Lent begins on Ash Wednesday, this Wednesday February 14th.
This replaces the memorial of Saints Cyril and Methodius which annually falls of February 14th, or for those stuck in the middle ages, the memorial of the third century martyr, Saint Valentine.
There are only two days that Catholics are asked to fast – Ash Wednesday and Good Friday. This does not mean that there are not benefits from more regular fasting, particularly in these days of excess and indulgence. The guidance for a ‘Catholic fast’ is also pretty lenient: one simple, meatless meal, and two smaller meals that do not add up to the size of one regular meal. It’s not exactly Ramadan!
We commonly mistake ‘fasting’ for the self-imposed abstinence that many practice during the season of Lent. Abstinence (going without or ‘giving up’) is another discipline that we can benefit from, especially in these times of entitlement and lack of self-control. Whether it is chocolate or social media, we should choose to abstain from things that do not brings us life and that dominate our time and resources. This takes for granted that anything out-right sinful should be abstained from all year round! The Church asks that we all abstain from something (generally meat) on all Fridays as an act of penance as a memorial for the Lord’s sacrifice on Good Friday – we ‘suffer’ a little to remember His suffering – we don’t tear flesh to remember His flesh torn for us.
So for how long should we subjugate ourselves to this Lenten misery! Well as we know Lent is 40 days long… but if you count the days between Ash Wednesday and Easter Sunday you get 46! Some have taken this to mean that Sundays don’t count. This can have it’s benefits. If such an approach leads to a greater celebration of Sunday as a day of worship, then great. However, if it is simply an opportunity to indulge ourselves in a week’s supply of chocolate, caffeine or nicotine then perhaps this is not the approach.
The alternative is a little more ‘Eastern’. Other Catholic Churches (other than Roman – yes there are other Catholic churches, 23 in fact) push a lilt bit deeper. The first 40 days of Lent is a period of general fasting and abstinence – living more simply as preparation and penance. This lasts until Palm Sunday (or Passion Sunday) where we enter Holy Week (or Passion Week) in which fasting, abstinence and penance continue.
Well which one is right? To be honest the Church isn’t that prescriptive and therefore it is for the faithful to decide for themselves which would benefit their journey to holiness the most – an increased celebration of Sunday, or a deeper experience of penance through self-denial?

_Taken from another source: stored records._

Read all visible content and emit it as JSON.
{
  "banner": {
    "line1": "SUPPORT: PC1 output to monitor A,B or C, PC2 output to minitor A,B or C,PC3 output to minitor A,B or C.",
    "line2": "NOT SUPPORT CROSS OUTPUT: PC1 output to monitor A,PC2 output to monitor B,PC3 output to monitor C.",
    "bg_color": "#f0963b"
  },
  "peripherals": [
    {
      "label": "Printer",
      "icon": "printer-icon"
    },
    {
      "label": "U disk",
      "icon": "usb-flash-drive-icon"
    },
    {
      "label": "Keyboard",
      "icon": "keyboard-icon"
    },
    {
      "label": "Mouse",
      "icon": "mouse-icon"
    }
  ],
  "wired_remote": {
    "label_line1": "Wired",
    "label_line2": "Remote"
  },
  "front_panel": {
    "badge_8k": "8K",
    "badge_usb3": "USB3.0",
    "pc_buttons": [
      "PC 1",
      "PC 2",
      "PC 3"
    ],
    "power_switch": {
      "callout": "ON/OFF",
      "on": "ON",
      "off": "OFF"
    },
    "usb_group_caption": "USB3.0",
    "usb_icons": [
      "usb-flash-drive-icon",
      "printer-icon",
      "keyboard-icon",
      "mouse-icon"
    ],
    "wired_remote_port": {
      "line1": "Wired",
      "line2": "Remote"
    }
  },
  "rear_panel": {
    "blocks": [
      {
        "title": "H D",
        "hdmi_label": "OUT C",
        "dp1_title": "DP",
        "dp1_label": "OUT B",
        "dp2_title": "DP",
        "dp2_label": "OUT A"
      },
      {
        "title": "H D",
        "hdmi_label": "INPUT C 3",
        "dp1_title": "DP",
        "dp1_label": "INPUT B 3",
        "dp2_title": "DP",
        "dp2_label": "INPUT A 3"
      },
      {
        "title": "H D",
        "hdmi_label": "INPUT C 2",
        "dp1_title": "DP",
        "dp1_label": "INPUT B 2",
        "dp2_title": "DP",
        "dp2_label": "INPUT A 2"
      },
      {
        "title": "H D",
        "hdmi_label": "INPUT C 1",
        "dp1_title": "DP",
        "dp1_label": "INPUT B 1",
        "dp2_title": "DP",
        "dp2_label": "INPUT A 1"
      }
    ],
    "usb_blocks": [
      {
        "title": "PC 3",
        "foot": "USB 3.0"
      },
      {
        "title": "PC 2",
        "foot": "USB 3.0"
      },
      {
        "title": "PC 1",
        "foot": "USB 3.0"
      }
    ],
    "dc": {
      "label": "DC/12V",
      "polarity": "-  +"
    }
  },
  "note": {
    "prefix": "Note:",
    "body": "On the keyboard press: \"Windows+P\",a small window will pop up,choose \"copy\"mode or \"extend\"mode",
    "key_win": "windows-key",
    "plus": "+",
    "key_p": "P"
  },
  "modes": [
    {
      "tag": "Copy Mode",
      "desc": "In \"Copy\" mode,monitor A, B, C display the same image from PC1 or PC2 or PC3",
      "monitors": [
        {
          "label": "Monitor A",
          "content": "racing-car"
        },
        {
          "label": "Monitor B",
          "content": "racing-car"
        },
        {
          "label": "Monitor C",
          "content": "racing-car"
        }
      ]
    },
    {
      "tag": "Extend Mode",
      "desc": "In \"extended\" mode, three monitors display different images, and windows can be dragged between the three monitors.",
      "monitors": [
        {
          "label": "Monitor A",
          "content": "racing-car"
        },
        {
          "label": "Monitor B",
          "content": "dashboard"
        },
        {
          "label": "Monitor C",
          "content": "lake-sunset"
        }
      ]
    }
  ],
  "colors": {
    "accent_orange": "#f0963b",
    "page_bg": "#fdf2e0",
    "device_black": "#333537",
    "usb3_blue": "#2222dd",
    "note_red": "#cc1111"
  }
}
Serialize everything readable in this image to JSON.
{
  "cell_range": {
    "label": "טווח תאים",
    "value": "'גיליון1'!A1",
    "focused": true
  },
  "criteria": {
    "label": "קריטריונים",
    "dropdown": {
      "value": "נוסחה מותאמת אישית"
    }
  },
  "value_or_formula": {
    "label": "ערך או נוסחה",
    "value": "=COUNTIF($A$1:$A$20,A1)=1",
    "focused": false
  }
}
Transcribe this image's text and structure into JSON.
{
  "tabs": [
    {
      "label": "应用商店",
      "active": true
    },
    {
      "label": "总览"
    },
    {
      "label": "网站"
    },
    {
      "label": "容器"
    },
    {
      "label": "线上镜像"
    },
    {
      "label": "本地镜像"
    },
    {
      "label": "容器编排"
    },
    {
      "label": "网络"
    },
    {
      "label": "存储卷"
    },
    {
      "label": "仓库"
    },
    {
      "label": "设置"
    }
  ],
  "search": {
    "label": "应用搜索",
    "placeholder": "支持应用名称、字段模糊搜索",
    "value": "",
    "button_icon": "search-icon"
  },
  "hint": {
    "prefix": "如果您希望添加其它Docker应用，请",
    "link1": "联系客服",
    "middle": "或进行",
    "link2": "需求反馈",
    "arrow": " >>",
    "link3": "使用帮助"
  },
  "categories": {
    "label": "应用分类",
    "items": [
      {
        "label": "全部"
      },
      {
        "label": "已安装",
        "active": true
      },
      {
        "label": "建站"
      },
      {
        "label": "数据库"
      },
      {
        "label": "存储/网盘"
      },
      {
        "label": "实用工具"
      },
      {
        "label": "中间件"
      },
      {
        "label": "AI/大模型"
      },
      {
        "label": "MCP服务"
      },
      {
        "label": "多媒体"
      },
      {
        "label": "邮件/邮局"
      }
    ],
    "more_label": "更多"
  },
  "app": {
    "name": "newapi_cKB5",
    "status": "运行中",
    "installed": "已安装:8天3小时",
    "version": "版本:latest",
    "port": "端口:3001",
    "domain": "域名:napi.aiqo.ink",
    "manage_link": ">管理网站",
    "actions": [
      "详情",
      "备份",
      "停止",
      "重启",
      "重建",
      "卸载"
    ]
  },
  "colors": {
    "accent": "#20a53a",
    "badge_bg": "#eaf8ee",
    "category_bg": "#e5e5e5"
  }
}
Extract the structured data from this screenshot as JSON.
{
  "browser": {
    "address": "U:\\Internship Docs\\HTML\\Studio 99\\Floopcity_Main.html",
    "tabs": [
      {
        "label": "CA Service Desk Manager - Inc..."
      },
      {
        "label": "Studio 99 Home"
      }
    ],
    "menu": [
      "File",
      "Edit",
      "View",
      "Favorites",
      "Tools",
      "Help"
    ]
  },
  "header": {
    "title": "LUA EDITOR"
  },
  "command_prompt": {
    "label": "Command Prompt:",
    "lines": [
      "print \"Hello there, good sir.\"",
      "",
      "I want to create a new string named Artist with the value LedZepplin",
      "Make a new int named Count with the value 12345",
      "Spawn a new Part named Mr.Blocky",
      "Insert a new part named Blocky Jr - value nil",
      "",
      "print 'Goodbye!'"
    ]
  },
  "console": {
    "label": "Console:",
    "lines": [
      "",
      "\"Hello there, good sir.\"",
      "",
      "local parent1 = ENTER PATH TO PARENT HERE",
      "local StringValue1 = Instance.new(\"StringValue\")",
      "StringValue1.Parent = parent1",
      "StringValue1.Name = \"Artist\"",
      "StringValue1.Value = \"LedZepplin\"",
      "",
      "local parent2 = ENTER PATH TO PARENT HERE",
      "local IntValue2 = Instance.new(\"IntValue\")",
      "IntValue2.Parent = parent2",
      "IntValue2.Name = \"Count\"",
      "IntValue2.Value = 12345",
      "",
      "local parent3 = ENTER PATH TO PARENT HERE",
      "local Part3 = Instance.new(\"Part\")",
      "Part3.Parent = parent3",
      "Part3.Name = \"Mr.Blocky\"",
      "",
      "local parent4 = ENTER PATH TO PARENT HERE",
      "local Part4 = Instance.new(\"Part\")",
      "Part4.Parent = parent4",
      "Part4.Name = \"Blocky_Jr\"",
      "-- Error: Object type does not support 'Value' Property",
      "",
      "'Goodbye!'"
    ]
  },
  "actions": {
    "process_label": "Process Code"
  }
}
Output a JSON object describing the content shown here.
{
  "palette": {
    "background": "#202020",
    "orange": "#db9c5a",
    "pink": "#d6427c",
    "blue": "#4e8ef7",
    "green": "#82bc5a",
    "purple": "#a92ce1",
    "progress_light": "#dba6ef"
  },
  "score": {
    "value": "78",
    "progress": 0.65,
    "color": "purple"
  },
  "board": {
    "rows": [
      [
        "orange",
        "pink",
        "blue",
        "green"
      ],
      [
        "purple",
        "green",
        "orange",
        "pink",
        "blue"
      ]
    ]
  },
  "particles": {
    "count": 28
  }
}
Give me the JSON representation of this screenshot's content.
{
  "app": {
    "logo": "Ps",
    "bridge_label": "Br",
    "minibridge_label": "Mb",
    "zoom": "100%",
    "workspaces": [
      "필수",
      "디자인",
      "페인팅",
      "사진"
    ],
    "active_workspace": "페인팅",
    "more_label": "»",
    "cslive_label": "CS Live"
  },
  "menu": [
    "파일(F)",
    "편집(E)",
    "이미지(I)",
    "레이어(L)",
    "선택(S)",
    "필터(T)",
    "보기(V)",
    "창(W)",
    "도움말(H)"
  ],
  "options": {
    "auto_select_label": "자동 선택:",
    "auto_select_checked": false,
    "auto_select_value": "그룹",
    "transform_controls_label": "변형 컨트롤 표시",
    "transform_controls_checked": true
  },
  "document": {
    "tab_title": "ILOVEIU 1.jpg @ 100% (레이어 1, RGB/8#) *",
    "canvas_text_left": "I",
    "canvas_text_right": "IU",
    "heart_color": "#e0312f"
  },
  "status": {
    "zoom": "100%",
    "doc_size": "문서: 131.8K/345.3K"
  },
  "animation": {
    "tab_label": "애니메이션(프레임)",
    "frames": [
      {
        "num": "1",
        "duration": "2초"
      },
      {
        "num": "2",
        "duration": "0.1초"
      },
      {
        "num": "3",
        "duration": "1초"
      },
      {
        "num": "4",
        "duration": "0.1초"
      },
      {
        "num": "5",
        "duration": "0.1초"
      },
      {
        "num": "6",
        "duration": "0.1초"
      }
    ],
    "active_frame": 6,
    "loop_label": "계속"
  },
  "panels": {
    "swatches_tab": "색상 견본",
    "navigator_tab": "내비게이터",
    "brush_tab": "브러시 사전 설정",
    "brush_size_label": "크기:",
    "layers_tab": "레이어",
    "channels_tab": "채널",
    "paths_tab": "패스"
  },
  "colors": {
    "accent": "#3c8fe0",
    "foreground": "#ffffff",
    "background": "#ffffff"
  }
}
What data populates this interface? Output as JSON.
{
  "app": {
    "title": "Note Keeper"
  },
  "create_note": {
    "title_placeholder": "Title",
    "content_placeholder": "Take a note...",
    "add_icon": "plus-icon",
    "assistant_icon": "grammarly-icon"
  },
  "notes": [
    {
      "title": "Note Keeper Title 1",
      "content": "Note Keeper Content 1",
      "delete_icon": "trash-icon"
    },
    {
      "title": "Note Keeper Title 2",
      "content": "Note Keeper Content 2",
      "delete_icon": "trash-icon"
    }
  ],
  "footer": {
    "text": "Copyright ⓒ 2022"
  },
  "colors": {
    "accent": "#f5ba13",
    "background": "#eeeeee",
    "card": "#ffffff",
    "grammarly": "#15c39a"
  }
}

There are five ‘precepts’ of the Catholic Church – five things that make one a practicing Catholic. Observing the obliged fasts and abstinence is one, the other four are: 1) attending Mass on Sundays and Holy Days of Obligation, 2) receive Holy Communion at least once a year in the Easter Season, 3) Confess ones sins at least once a year, and 4) provide for the material needs of the Church.